Nurses are the largest group of staff in the NHS and you may choose to pursue a career in clinical care, teaching and research, or management. You can also continue studying with the University of Nottingham whilst in employment with our postgraduate and doctoral studies.
Find out more about the range of nursing careers.
For details of typical employment opportunities, check the RCN Bulletin and NHS Jobs website.
This course is recognised by the Nursing and Midwifery Council.
Average starting salary and career progression
A newly qualified nurse working in the NHS can expect to be employed at Band 5 with a salary ranging from £22,128 up to £28,746. With career progression and development, there is the prospect of applying for senior clinical posts such as Band 6 Ward Manager/Band 6 District Nurse (salary range £26,565-£35,577) and Band 7 Specialist Nurse (salary range £31,696-£41,787).*
98.6% of undergraduates from the School of Health Sciences secured work or further study within six months of graduation. The average starting salary was £22,000.**
* Correct as of 1 April 2017.
** Known destinations of full-time home undergraduates who were available for employment, 2016/17. Salaries are calculated based on the median of those in full-time paid employment within the UK.
Careers support and advice
Studying for a degree at the University of Nottingham will provide you with the type of skills and experiences that will prove invaluable in any career, whichever direction you decide to take.
Throughout your time with us, our Careers and Employability Service can work with you to improve your employability skills even further; assisting with job or course applications, searching for appropriate work experience placements and hosting events to bring you closer to a wide range of prospective employers.
Have a look at our careers page for an overview of all the employability support and opportunities that we provide to current students.
The University of Nottingham is consistently named as one of the most targeted universities by Britain’s leading graduate employers (Ranked in the top ten in The Graduate Market in 2013-2019, High Fliers Research).
Fees and funding
As a student on this course, you should factor some additional costs into your budget, alongside your tuition fees and living expenses. You should be able to access most of the books you’ll need through our libraries, though you may wish to purchase your own copies. If you undertake an elective placement, this is self-funded and costs will vary depending on location. You will need to pay £40-£50 for an enhanced DBS check, and may wish to subscribe to the DBS update service for £13 per year.
Please note that these figures are approximate and subject to change.
Scholarships and bursaries
The University of Nottingham offers a wide range of bursaries and scholarships. These funds can provide you with an additional source of non-repayable financial help. For up to date information regarding tuition fees, visit our fees and finance pages.
Over one third of our UK students receive our means-tested core bursary, worth up to £2,000 a year. Full details can be found on our financial support pages.
* A 'home' student is one who meets certain UK residence criteria. These are the same criteria as apply to eligibility for home funding from Student Finance.
Our International Baccalaureate Diploma Excellence Scholarship is available for select students paying overseas fees who achieve 38 points or above in the International Baccalaureate Diploma.

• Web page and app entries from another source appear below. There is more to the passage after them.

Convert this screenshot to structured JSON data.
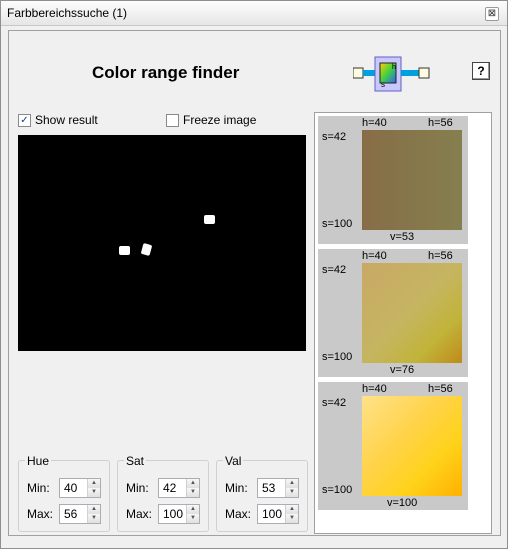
{
  "window": {
    "title": "Farbbereichssuche (1)",
    "close_symbol": "⊠"
  },
  "header": {
    "title": "Color range finder",
    "help_label": "?"
  },
  "options": {
    "show_result": {
      "label": "Show result",
      "checked": true
    },
    "freeze_image": {
      "label": "Freeze image",
      "checked": false
    }
  },
  "groups": {
    "hue": {
      "title": "Hue",
      "min_label": "Min:",
      "min": "40",
      "max_label": "Max:",
      "max": "56"
    },
    "sat": {
      "title": "Sat",
      "min_label": "Min:",
      "min": "42",
      "max_label": "Max:",
      "max": "100"
    },
    "val": {
      "title": "Val",
      "min_label": "Min:",
      "min": "53",
      "max_label": "Max:",
      "max": "100"
    }
  },
  "cards": [
    {
      "h_min": "h=40",
      "h_max": "h=56",
      "s_min": "s=42",
      "s_max": "s=100",
      "v": "v=53"
    },
    {
      "h_min": "h=40",
      "h_max": "h=56",
      "s_min": "s=42",
      "s_max": "s=100",
      "v": "v=76"
    },
    {
      "h_min": "h=40",
      "h_max": "h=56",
      "s_min": "s=42",
      "s_max": "s=100",
      "v": "v=100"
    }
  ],
  "colors": {
    "accent": "#00a0e0",
    "preview_bg": "#000000"
  }
}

We also offer a range of High Achiever Prizes for students from selected countries, schools and colleges to help with the cost of tuition fees. Find out more about scholarships, fees and finance for international students.
This online prospectus has been drafted in advance of the academic year to which it applies. Every effort has been made to ensure that the information is accurate at the time of publishing, but changes (for example to course content) are likely to occur given the interval between publishing and commencement of the course. It is therefore very important to check this website for any updates before you apply for the course where there has been an interval between you reading this website and applying.